Edgar Allen Poe once expounded that, “The death of a beautiful woman is, unquestionably, the most poetical topic in the world,” an appropriately creepy, unnerving and confusing belief for the doom prophet who turned live burials and alcoholism into a literary tradition. But looking at the watercolor paintings of comic icon and Hellboy creator Mike Mignola, the connection between death and beauty has never been more profound.
Mignola retired from drawing his gothic gamechanger last June with the release of Hellboy in Hell #10, opting to spend a year painting. And painted he has. These seven images embrace a solemness that defined the final phase of his comic.

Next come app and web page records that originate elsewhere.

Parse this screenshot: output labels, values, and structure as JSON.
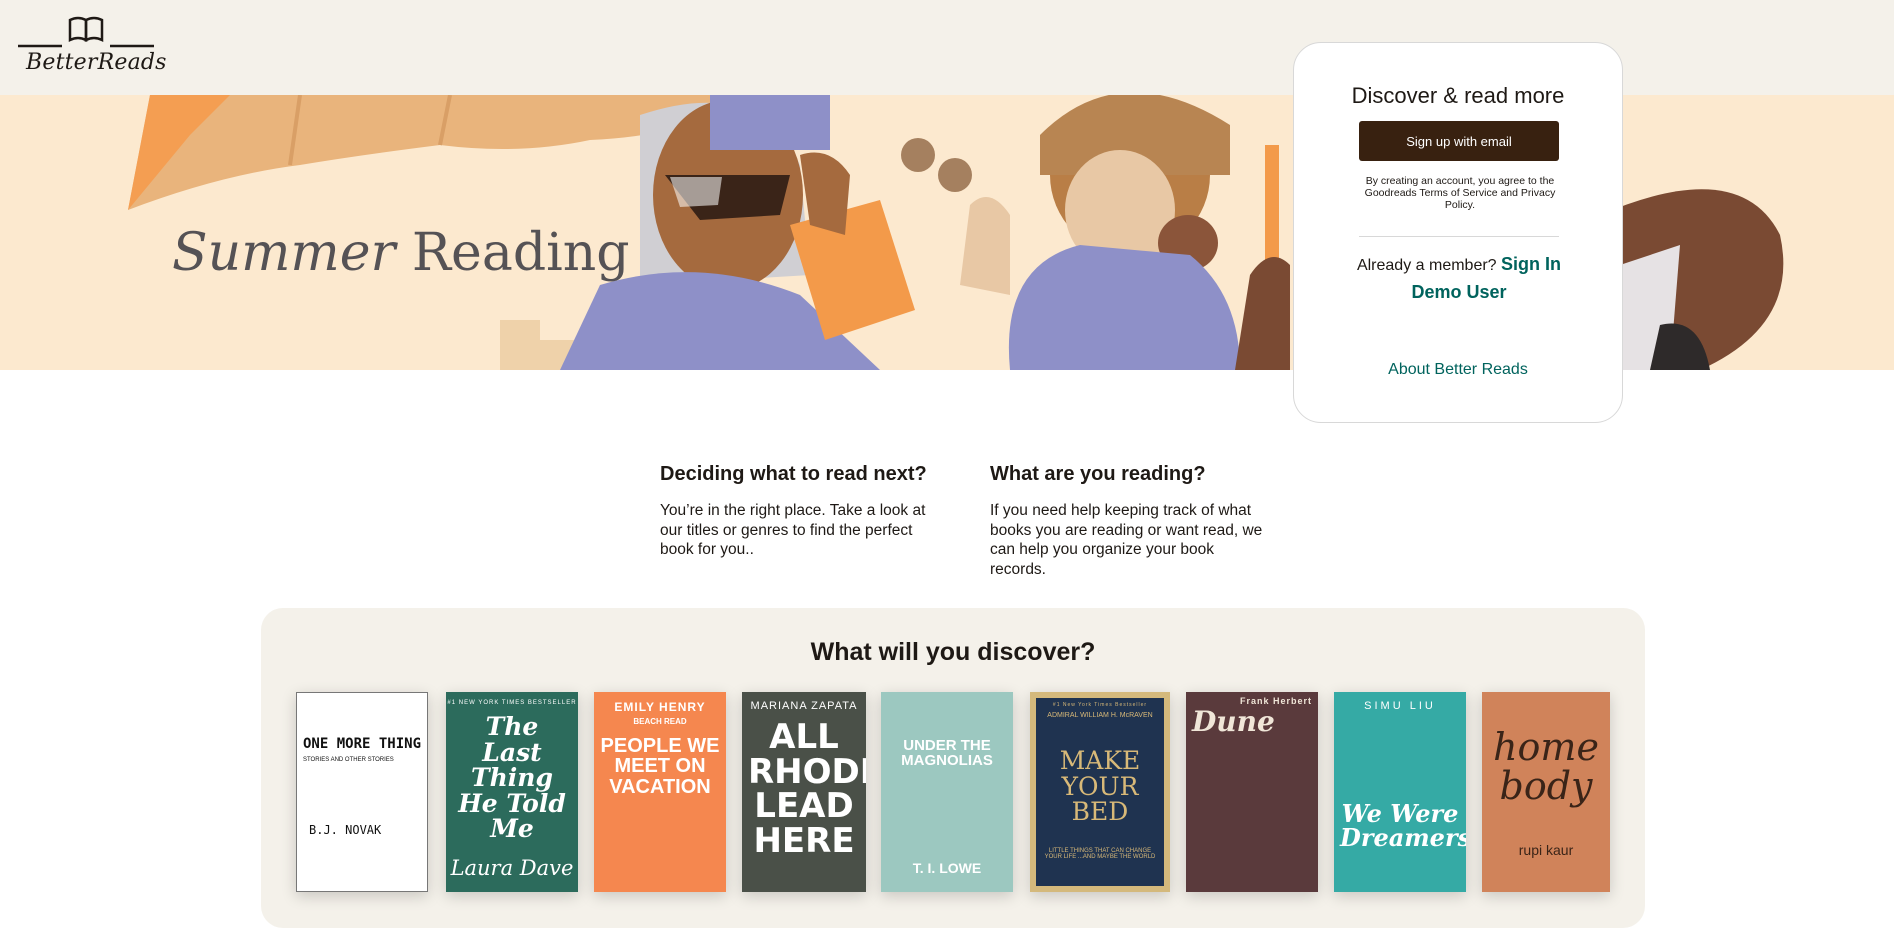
{
  "header": {
    "logo_text": "BetterReads"
  },
  "hero": {
    "title_italic": "Summer",
    "title_rest": "Reading"
  },
  "signup_card": {
    "title": "Discover & read more",
    "signup_button": "Sign up with email",
    "terms": "By creating an account, you agree to the Goodreads Terms of Service and Privacy Policy.",
    "already_member": "Already a member?",
    "sign_in": "Sign In",
    "demo_user": "Demo User",
    "about": "About Better Reads"
  },
  "info": {
    "left": {
      "heading": "Deciding what to read next?",
      "body": "You’re in the right place. Take a look at our titles or genres to find the perfect book for you.."
    },
    "right": {
      "heading": "What are you reading?",
      "body": "If you need help keeping track of what books you are reading or want read, we can help you organize your book records."
    }
  },
  "discover": {
    "heading": "What will you discover?",
    "books": [
      {
        "top": "",
        "title": "ONE MORE THING",
        "subtitle": "STORIES AND OTHER STORIES",
        "author": "B.J. NOVAK",
        "bg": "#ffffff",
        "fg": "#111111"
      },
      {
        "top": "#1 NEW YORK TIMES BESTSELLER",
        "title": "The Last Thing He Told Me",
        "subtitle": "",
        "author": "Laura Dave",
        "bg": "#2c6b5c",
        "fg": "#ffffff"
      },
      {
        "top": "EMILY HENRY",
        "title": "PEOPLE WE MEET ON VACATION",
        "subtitle": "BEACH READ",
        "author": "",
        "bg": "#f5874f",
        "fg": "#ffffff"
      },
      {
        "top": "MARIANA ZAPATA",
        "title": "ALL RHODES LEAD HERE",
        "subtitle": "",
        "author": "",
        "bg": "#4a5048",
        "fg": "#ffffff"
      },
      {
        "top": "",
        "title": "UNDER THE MAGNOLIAS",
        "subtitle": "",
        "author": "T. I. LOWE",
        "bg": "#9cc8c0",
        "fg": "#ffffff"
      },
      {
        "top": "#1 New York Times Bestseller",
        "title": "MAKE YOUR BED",
        "subtitle": "ADMIRAL WILLIAM H. McRAVEN",
        "author": "LITTLE THINGS THAT CAN CHANGE YOUR LIFE ...AND MAYBE THE WORLD",
        "bg": "#1f3350",
        "fg": "#d8b978"
      },
      {
        "top": "Frank Herbert",
        "title": "Dune",
        "subtitle": "",
        "author": "",
        "bg": "#5a3a3c",
        "fg": "#f0e6d8"
      },
      {
        "top": "SIMU LIU",
        "title": "We Were Dreamers",
        "subtitle": "",
        "author": "",
        "bg": "#35aaa5",
        "fg": "#ffffff"
      },
      {
        "top": "",
        "title": "home body",
        "subtitle": "",
        "author": "rupi kaur",
        "bg": "#d0835a",
        "fg": "#3a2418"
      }
    ]
  },
  "colors": {
    "header_bg": "#f4f1ea",
    "hero_bg": "#fce9cf",
    "button_bg": "#382110",
    "link": "#00635d",
    "panel_bg": "#f4f1ea"
  }
}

The story of a reluctant demon who fights against his prophecy to obliterate humanity, the Hellboy mythos proper peaked in carnage; Hellboy slaughters a host of marauding giants in The Wild Hunt before being impaled by a dragon in The Fury storyline, sending him to the underworld.
The ten issues that followed in Hellboy in Hell offer a denouement to one of the most striking horror epics in all media, let alone comics. The storyline breathed with melancholy and space as Mignola carved spartan landscapes into the afterlife that looked more like abandoned European towns than hellfire torture expos. Even the bulk of the plot—Hellboy murdering members of his infernal family—is framed in hazy, dream-like flashbacks, complementing a theme of rest and reflection on what has come to pass, both for the character and for Mignola.
These new, title-less paintings take that sense of catharsis and isolation to new extremes…or, no extreme, as it were. The characters—vampires, skeletons, ghouls, mummies or any combination thereof—resemble the various side characters from Hellboy in Hell instead of any new, brazen protagonist. They’re the members of the Greek Chorus, tertiary players like Doctors Chatrian and Erckmann from the series. Only the most obscure hints of individuality mark these personas. One dapper skeleton wears what appears to be a starred military medal, while another (or possibly the same) sits in front of in-flight playing cards, a common ornament for Mignola.
The colors and environments embrace decay and a desaturated stillness, a huge shift from the high-contrast work of long-time Mignola colorist Dave Stewart. Then again, there’s no crimson demon to cut the murk with electric reds. Derelict columns, washes of sepia-toned leaves and a thick-as-leather mist drape around the central figures. They’re evocative windows that peer into a new phase of Mignola’s inimitable style, and just as effective as any of his comics.